Whichever lines of the material contain "Steel", copy each of them.

[[ RAW DATA, beginning ]]

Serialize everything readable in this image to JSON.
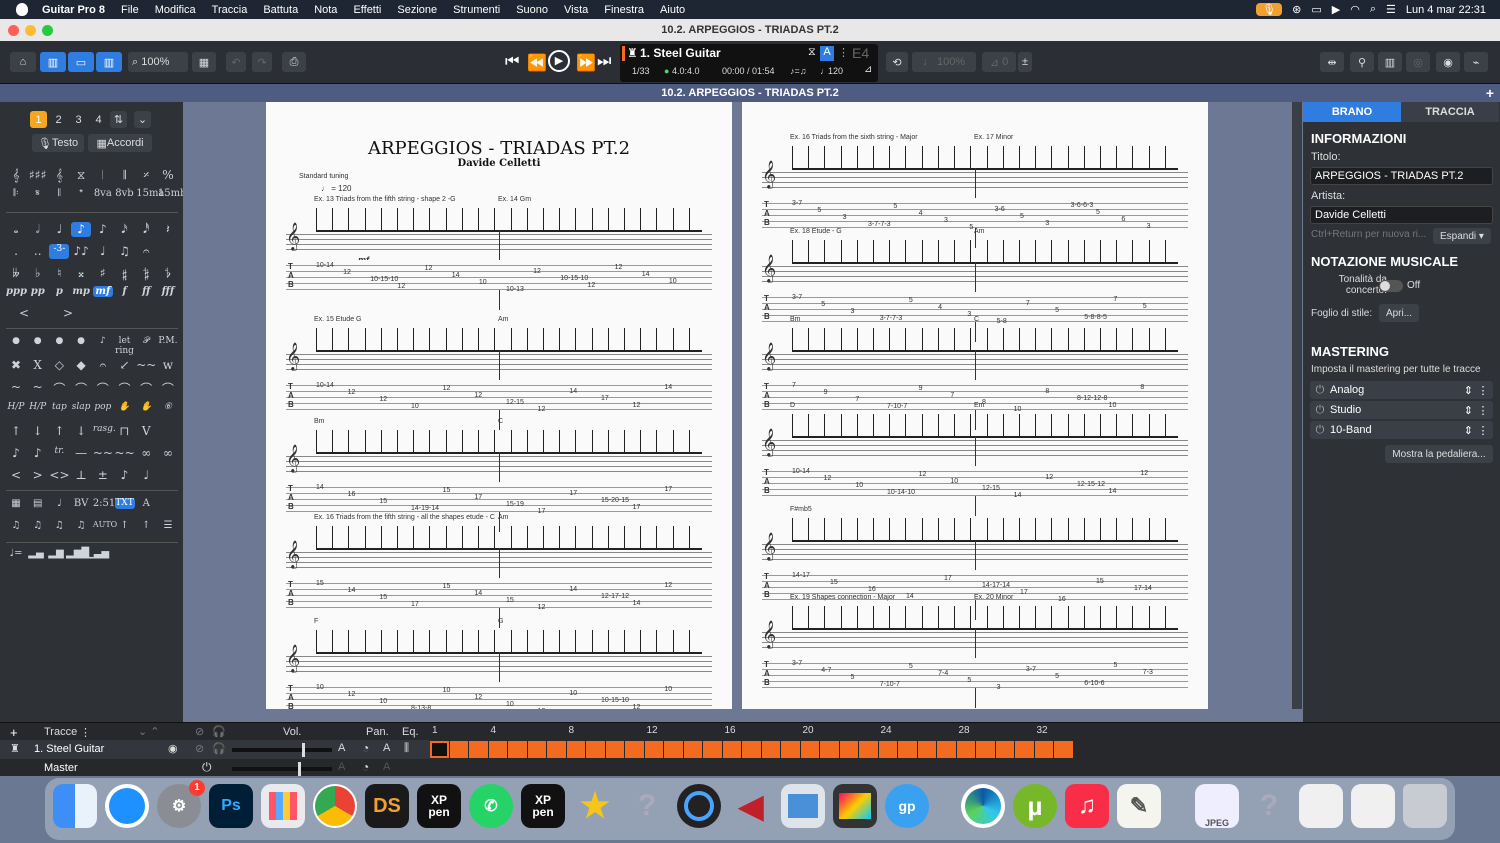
{
  "menubar": {
    "app": "Guitar Pro 8",
    "items": [
      "File",
      "Modifica",
      "Traccia",
      "Battuta",
      "Nota",
      "Effetti",
      "Sezione",
      "Strumenti",
      "Suono",
      "Vista",
      "Finestra",
      "Aiuto"
    ],
    "clock": "Lun 4 mar  22:31"
  },
  "window": {
    "title": "10.2. ARPEGGIOS - TRIADAS PT.2"
  },
  "toolbar": {
    "zoom": "100%",
    "track_name": "1. Steel Guitar",
    "position": "1/33",
    "time_sig": "4.0:4.0",
    "time": "00:00 / 01:54",
    "tempo": "120",
    "key": "E4",
    "speed": "100%",
    "metronome_count": "0"
  },
  "docbar": {
    "title": "10.2. ARPEGGIOS - TRIADAS PT.2"
  },
  "palette": {
    "voices": [
      "1",
      "2",
      "3",
      "4"
    ],
    "testo_label": "Testo",
    "accordi_label": "Accordi",
    "bar_row": [
      "𝄞",
      "♯♯♯",
      "𝄞",
      "⧖",
      "𝄀",
      "𝄂",
      "𝄎",
      "%"
    ],
    "bar_row2": [
      "𝄆",
      "𝄋",
      "𝄃",
      "𝄌",
      "8va",
      "8vb",
      "15ma",
      "15mb"
    ],
    "durations": [
      "𝅝",
      "𝅗𝅥",
      "♩",
      "♪",
      "♪",
      "𝅘𝅥𝅯",
      "𝅘𝅥𝅰",
      "𝄽"
    ],
    "dots": [
      ".",
      "..",
      "-3-",
      "♪♪",
      "♩",
      "♫",
      "𝄐"
    ],
    "accidentals": [
      "𝄫",
      "♭",
      "♮",
      "𝄪",
      "♯",
      "𝄱",
      "𝄲",
      "𝄳"
    ],
    "dynamics": [
      "ppp",
      "pp",
      "p",
      "mp",
      "mf",
      "f",
      "ff",
      "fff"
    ],
    "hairpins": [
      "<",
      ">"
    ],
    "effects1": [
      "●",
      "●",
      "●",
      "●",
      "♪",
      "let ring",
      "𝒫",
      "P.M."
    ],
    "effects2": [
      "✖",
      "X",
      "◇",
      "◆",
      "𝄐",
      "↙",
      "~~",
      "w"
    ],
    "effects3": [
      "~",
      "~",
      "⌒",
      "⌒",
      "⌒",
      "⌒",
      "⌒",
      "⌒"
    ],
    "effects4": [
      "H/P",
      "H/P",
      "tap",
      "slap",
      "pop",
      "✋",
      "✋",
      "⑥"
    ],
    "effects5": [
      "↑",
      "↓",
      "↑",
      "↓",
      "rasg.",
      "⊓",
      "V"
    ],
    "effects6": [
      "♪",
      "♪",
      "tr.",
      "—",
      "~~",
      "~~",
      "∞",
      "∞"
    ],
    "effects7": [
      "<",
      ">",
      "<>",
      "⊥",
      "±",
      "♪",
      "♩"
    ],
    "misc1": [
      "▦",
      "▤",
      "♩",
      "BV",
      "2:51",
      "TXT",
      "A"
    ],
    "misc2": [
      "♫",
      "♫",
      "♫",
      "♫",
      "AUTO",
      "↑",
      "↑",
      "☰"
    ],
    "misc3": [
      "♩=",
      "▂▄",
      "▂▆",
      "▂▆█",
      "▁▃▅"
    ]
  },
  "score_left": {
    "title": "ARPEGGIOS - TRIADAS PT.2",
    "composer": "Davide Celletti",
    "tuning": "Standard tuning",
    "tempo_mark": "♩ = 120",
    "dynamic": "mf",
    "systems": [
      {
        "labels": [
          "Ex. 13  Triads from the fifth string - shape 2 -G",
          "Ex. 14  Gm"
        ],
        "tab": [
          "10-14",
          "12",
          "10-15-10",
          "12",
          "12",
          "14",
          "10",
          "10-13",
          "12",
          "10-15-10",
          "12",
          "12",
          "14",
          "10"
        ]
      },
      {
        "labels": [
          "Ex. 15 Etude  G",
          "Am"
        ],
        "tab": [
          "10-14",
          "12",
          "12",
          "10",
          "12",
          "12",
          "12-15",
          "12",
          "14",
          "17",
          "12",
          "14"
        ]
      },
      {
        "labels": [
          "Bm",
          "C"
        ],
        "tab": [
          "14",
          "16",
          "15",
          "14-19-14",
          "15",
          "17",
          "15-19",
          "17",
          "17",
          "15-20-15",
          "17",
          "17"
        ]
      },
      {
        "labels": [
          "Ex. 16 Triads from the fifth string - all the shapes etude - C",
          "Am"
        ],
        "tab": [
          "15",
          "14",
          "15",
          "17",
          "15",
          "14",
          "15",
          "12",
          "14",
          "12-17-12",
          "14",
          "12"
        ]
      },
      {
        "labels": [
          "F",
          "G"
        ],
        "tab": [
          "10",
          "12",
          "10",
          "8-13-8",
          "10",
          "12",
          "10",
          "12",
          "10",
          "10-15-10",
          "12",
          "10"
        ]
      }
    ]
  },
  "score_right": {
    "systems": [
      {
        "labels": [
          "Ex. 16 Triads from the sixth string - Major",
          "Ex. 17 Minor"
        ],
        "tab": [
          "3-7",
          "5",
          "3",
          "3-7-7-3",
          "5",
          "4",
          "3",
          "5",
          "3-6",
          "5",
          "3",
          "3-6-6-3",
          "5",
          "6",
          "3"
        ]
      },
      {
        "labels": [
          "Ex. 18 Etude - G",
          "Am"
        ],
        "tab": [
          "3-7",
          "5",
          "3",
          "3-7-7-3",
          "5",
          "4",
          "3",
          "5-8",
          "7",
          "5",
          "5-8-8-5",
          "7",
          "5"
        ]
      },
      {
        "labels": [
          "Bm",
          "C"
        ],
        "tab": [
          "7",
          "9",
          "7",
          "7-10-7",
          "9",
          "7",
          "8",
          "10",
          "8",
          "8-12-12-8",
          "10",
          "8"
        ]
      },
      {
        "labels": [
          "D",
          "Em"
        ],
        "tab": [
          "10-14",
          "12",
          "10",
          "10-14-10",
          "12",
          "10",
          "12-15",
          "14",
          "12",
          "12-15-12",
          "14",
          "12"
        ]
      },
      {
        "labels": [
          "F#mb5"
        ],
        "tab": [
          "14-17",
          "15",
          "16",
          "14",
          "17",
          "14-17-14",
          "17",
          "16",
          "15",
          "17-14"
        ]
      },
      {
        "labels": [
          "Ex. 19 Shapes connection - Major",
          "Ex. 20 Minor"
        ],
        "tab": [
          "3-7",
          "4-7",
          "5",
          "7-10-7",
          "5",
          "7-4",
          "5",
          "3",
          "3-7",
          "5",
          "6-10-6",
          "5",
          "7-3"
        ]
      }
    ]
  },
  "right_panel": {
    "tab_song": "BRANO",
    "tab_track": "TRACCIA",
    "info_title": "INFORMAZIONI",
    "title_label": "Titolo:",
    "title_value": "ARPEGGIOS - TRIADAS PT.2",
    "artist_label": "Artista:",
    "artist_value": "Davide Celletti",
    "new_line_hint": "Ctrl+Return per nuova ri...",
    "expand_label": "Espandi",
    "notation_title": "NOTAZIONE MUSICALE",
    "concert_label": "Tonalità da concerto:",
    "concert_state": "Off",
    "style_label": "Foglio di stile:",
    "style_button": "Apri...",
    "mastering_title": "MASTERING",
    "mastering_sub": "Imposta il mastering per tutte le tracce",
    "mastering_items": [
      "Analog",
      "Studio",
      "10-Band"
    ],
    "pedalboard_button": "Mostra la pedaliera..."
  },
  "tracks": {
    "header": "Tracce",
    "vol": "Vol.",
    "pan": "Pan.",
    "eq": "Eq.",
    "ruler": [
      "1",
      "4",
      "8",
      "12",
      "16",
      "20",
      "24",
      "28",
      "32"
    ],
    "track1": "1. Steel Guitar",
    "master": "Master",
    "bars_total": 33,
    "accent": "#f26b21"
  },
  "dock": {
    "apps": [
      "finder",
      "safari",
      "settings",
      "photoshop",
      "launchpad",
      "chrome",
      "daz-studio",
      "xp-pen",
      "whatsapp",
      "xp-pen-2",
      "imovie-star",
      "help",
      "quicktime",
      "affinity",
      "preview",
      "final-cut",
      "guitar-pro",
      "edge",
      "utorrent",
      "music",
      "textedit",
      "jpeg",
      "help-2",
      "chrome-doc",
      "chrome-doc-2",
      "trash"
    ],
    "labels": {
      "ps": "Ps",
      "ds": "DS",
      "xp": "XP\npen",
      "gp": "gp",
      "jpeg": "JPEG"
    },
    "badge": "1"
  }
}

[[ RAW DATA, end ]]

**TASK RESULT:**
    "track_name": "1. Steel Guitar",
    "track1": "1. Steel Guitar",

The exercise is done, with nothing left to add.